--- TASK PROMPT ---
Every line below should be repeated exactly as written.

--- DATA TO USE ---
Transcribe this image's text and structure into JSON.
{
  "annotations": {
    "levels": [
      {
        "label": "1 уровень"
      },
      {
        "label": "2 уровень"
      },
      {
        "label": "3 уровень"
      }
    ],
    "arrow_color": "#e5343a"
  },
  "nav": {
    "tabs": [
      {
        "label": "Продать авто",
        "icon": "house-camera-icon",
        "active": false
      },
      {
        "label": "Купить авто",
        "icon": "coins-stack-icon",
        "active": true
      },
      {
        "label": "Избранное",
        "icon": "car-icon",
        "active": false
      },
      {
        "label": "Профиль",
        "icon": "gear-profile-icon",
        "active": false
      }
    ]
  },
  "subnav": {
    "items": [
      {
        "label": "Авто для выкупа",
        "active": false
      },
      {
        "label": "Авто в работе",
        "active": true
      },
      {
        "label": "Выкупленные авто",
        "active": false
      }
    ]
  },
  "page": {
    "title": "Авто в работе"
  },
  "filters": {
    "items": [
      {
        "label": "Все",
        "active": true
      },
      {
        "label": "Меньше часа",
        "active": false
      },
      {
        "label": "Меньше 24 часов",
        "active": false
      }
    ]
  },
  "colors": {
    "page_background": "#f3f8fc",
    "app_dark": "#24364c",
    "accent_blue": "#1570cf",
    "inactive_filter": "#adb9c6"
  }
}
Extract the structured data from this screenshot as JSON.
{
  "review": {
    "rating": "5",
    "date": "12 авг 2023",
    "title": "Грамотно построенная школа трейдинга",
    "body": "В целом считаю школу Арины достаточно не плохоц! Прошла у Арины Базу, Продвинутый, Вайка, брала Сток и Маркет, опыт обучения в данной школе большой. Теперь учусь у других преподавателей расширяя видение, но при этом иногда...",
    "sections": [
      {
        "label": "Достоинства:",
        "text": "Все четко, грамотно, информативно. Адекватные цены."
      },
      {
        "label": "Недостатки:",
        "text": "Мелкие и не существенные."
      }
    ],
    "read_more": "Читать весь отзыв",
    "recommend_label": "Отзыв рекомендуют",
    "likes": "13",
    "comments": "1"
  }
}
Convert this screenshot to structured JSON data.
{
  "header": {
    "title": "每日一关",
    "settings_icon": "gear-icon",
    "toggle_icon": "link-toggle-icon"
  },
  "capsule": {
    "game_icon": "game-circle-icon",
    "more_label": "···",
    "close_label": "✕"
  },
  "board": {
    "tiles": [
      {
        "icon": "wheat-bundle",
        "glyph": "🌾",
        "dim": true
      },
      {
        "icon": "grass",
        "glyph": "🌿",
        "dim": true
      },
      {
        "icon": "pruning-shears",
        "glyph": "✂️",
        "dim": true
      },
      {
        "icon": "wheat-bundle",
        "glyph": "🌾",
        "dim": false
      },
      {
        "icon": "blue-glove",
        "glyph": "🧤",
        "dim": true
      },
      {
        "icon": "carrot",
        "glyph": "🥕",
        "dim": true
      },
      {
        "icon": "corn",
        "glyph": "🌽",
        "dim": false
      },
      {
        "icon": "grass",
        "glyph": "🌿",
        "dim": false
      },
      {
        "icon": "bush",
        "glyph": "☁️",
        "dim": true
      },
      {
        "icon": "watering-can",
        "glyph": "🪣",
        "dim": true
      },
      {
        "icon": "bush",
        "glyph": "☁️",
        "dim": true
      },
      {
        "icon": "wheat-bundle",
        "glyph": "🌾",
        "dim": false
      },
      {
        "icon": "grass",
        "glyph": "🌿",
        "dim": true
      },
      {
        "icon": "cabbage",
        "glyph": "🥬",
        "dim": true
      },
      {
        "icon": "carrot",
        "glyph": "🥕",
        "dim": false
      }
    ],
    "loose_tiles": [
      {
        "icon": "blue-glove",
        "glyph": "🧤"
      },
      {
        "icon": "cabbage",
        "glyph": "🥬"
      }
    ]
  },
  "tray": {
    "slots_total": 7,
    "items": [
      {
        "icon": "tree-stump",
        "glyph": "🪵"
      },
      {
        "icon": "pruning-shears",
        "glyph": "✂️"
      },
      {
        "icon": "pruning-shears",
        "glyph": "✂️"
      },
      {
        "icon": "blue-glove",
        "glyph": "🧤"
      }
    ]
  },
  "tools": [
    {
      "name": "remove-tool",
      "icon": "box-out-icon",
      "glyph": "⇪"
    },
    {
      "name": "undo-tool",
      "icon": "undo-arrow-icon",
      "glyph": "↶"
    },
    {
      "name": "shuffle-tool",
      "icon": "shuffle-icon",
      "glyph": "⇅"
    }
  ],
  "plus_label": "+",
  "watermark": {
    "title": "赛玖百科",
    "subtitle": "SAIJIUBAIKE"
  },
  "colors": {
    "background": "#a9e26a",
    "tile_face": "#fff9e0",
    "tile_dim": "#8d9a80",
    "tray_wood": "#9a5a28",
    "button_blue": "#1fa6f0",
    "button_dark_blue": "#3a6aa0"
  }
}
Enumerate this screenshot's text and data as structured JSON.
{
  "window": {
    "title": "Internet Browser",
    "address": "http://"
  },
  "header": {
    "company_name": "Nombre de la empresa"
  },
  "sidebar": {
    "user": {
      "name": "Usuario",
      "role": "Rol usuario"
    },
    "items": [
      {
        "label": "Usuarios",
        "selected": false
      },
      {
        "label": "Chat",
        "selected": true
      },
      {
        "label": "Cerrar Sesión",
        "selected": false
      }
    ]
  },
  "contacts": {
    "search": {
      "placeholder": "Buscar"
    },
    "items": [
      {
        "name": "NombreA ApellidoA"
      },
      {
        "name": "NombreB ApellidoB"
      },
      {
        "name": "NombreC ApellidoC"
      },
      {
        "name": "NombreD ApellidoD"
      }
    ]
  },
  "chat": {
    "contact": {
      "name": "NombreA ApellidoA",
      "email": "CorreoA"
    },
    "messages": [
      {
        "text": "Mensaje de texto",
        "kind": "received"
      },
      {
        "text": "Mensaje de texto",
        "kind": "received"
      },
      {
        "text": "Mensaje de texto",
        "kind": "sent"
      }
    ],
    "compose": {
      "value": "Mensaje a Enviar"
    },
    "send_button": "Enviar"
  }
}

--- REPLY TO THE TASK ---
Transcribe this image's text and structure into JSON.
{
  "annotations": {
    "levels": [
      {
        "label": "1 уровень"
      },
      {
        "label": "2 уровень"
      },
      {
        "label": "3 уровень"
      }
    ],
    "arrow_color": "#e5343a"
  },
  "nav": {
    "tabs": [
      {
        "label": "Продать авто",
        "icon": "house-camera-icon",
        "active": false
      },
      {
        "label": "Купить авто",
        "icon": "coins-stack-icon",
        "active": true
      },
      {
        "label": "Избранное",
        "icon": "car-icon",
        "active": false
      },
      {
        "label": "Профиль",
        "icon": "gear-profile-icon",
        "active": false
      }
    ]
  },
  "subnav": {
    "items": [
      {
        "label": "Авто для выкупа",
        "active": false
      },
      {
        "label": "Авто в работе",
        "active": true
      },
      {
        "label": "Выкупленные авто",
        "active": false
      }
    ]
  },
  "page": {
    "title": "Авто в работе"
  },
  "filters": {
    "items": [
      {
        "label": "Все",
        "active": true
      },
      {
        "label": "Меньше часа",
        "active": false
      },
      {
        "label": "Меньше 24 часов",
        "active": false
      }
    ]
  },
  "colors": {
    "page_background": "#f3f8fc",
    "app_dark": "#24364c",
    "accent_blue": "#1570cf",
    "inactive_filter": "#adb9c6"
  }
}
Extract the structured data from this screenshot as JSON.
{
  "review": {
    "rating": "5",
    "date": "12 авг 2023",
    "title": "Грамотно построенная школа трейдинга",
    "body": "В целом считаю школу Арины достаточно не плохоц! Прошла у Арины Базу, Продвинутый, Вайка, брала Сток и Маркет, опыт обучения в данной школе большой. Теперь учусь у других преподавателей расширяя видение, но при этом иногда...",
    "sections": [
      {
        "label": "Достоинства:",
        "text": "Все четко, грамотно, информативно. Адекватные цены."
      },
      {
        "label": "Недостатки:",
        "text": "Мелкие и не существенные."
      }
    ],
    "read_more": "Читать весь отзыв",
    "recommend_label": "Отзыв рекомендуют",
    "likes": "13",
    "comments": "1"
  }
}
Convert this screenshot to structured JSON data.
{
  "header": {
    "title": "每日一关",
    "settings_icon": "gear-icon",
    "toggle_icon": "link-toggle-icon"
  },
  "capsule": {
    "game_icon": "game-circle-icon",
    "more_label": "···",
    "close_label": "✕"
  },
  "board": {
    "tiles": [
      {
        "icon": "wheat-bundle",
        "glyph": "🌾",
        "dim": true
      },
      {
        "icon": "grass",
        "glyph": "🌿",
        "dim": true
      },
      {
        "icon": "pruning-shears",
        "glyph": "✂️",
        "dim": true
      },
      {
        "icon": "wheat-bundle",
        "glyph": "🌾",
        "dim": false
      },
      {
        "icon": "blue-glove",
        "glyph": "🧤",
        "dim": true
      },
      {
        "icon": "carrot",
        "glyph": "🥕",
        "dim": true
      },
      {
        "icon": "corn",
        "glyph": "🌽",
        "dim": false
      },
      {
        "icon": "grass",
        "glyph": "🌿",
        "dim": false
      },
      {
        "icon": "bush",
        "glyph": "☁️",
        "dim": true
      },
      {
        "icon": "watering-can",
        "glyph": "🪣",
        "dim": true
      },
      {
        "icon": "bush",
        "glyph": "☁️",
        "dim": true
      },
      {
        "icon": "wheat-bundle",
        "glyph": "🌾",
        "dim": false
      },
      {
        "icon": "grass",
        "glyph": "🌿",
        "dim": true
      },
      {
        "icon": "cabbage",
        "glyph": "🥬",
        "dim": true
      },
      {
        "icon": "carrot",
        "glyph": "🥕",
        "dim": false
      }
    ],
    "loose_tiles": [
      {
        "icon": "blue-glove",
        "glyph": "🧤"
      },
      {
        "icon": "cabbage",
        "glyph": "🥬"
      }
    ]
  },
  "tray": {
    "slots_total": 7,
    "items": [
      {
        "icon": "tree-stump",
        "glyph": "🪵"
      },
      {
        "icon": "pruning-shears",
        "glyph": "✂️"
      },
      {
        "icon": "pruning-shears",
        "glyph": "✂️"
      },
      {
        "icon": "blue-glove",
        "glyph": "🧤"
      }
    ]
  },
  "tools": [
    {
      "name": "remove-tool",
      "icon": "box-out-icon",
      "glyph": "⇪"
    },
    {
      "name": "undo-tool",
      "icon": "undo-arrow-icon",
      "glyph": "↶"
    },
    {
      "name": "shuffle-tool",
      "icon": "shuffle-icon",
      "glyph": "⇅"
    }
  ],
  "plus_label": "+",
  "watermark": {
    "title": "赛玖百科",
    "subtitle": "SAIJIUBAIKE"
  },
  "colors": {
    "background": "#a9e26a",
    "tile_face": "#fff9e0",
    "tile_dim": "#8d9a80",
    "tray_wood": "#9a5a28",
    "button_blue": "#1fa6f0",
    "button_dark_blue": "#3a6aa0"
  }
}
Enumerate this screenshot's text and data as structured JSON.
{
  "window": {
    "title": "Internet Browser",
    "address": "http://"
  },
  "header": {
    "company_name": "Nombre de la empresa"
  },
  "sidebar": {
    "user": {
      "name": "Usuario",
      "role": "Rol usuario"
    },
    "items": [
      {
        "label": "Usuarios",
        "selected": false
      },
      {
        "label": "Chat",
        "selected": true
      },
      {
        "label": "Cerrar Sesión",
        "selected": false
      }
    ]
  },
  "contacts": {
    "search": {
      "placeholder": "Buscar"
    },
    "items": [
      {
        "name": "NombreA ApellidoA"
      },
      {
        "name": "NombreB ApellidoB"
      },
      {
        "name": "NombreC ApellidoC"
      },
      {
        "name": "NombreD ApellidoD"
      }
    ]
  },
  "chat": {
    "contact": {
      "name": "NombreA ApellidoA",
      "email": "CorreoA"
    },
    "messages": [
      {
        "text": "Mensaje de texto",
        "kind": "received"
      },
      {
        "text": "Mensaje de texto",
        "kind": "received"
      },
      {
        "text": "Mensaje de texto",
        "kind": "sent"
      }
    ],
    "compose": {
      "value": "Mensaje a Enviar"
    },
    "send_button": "Enviar"
  }
}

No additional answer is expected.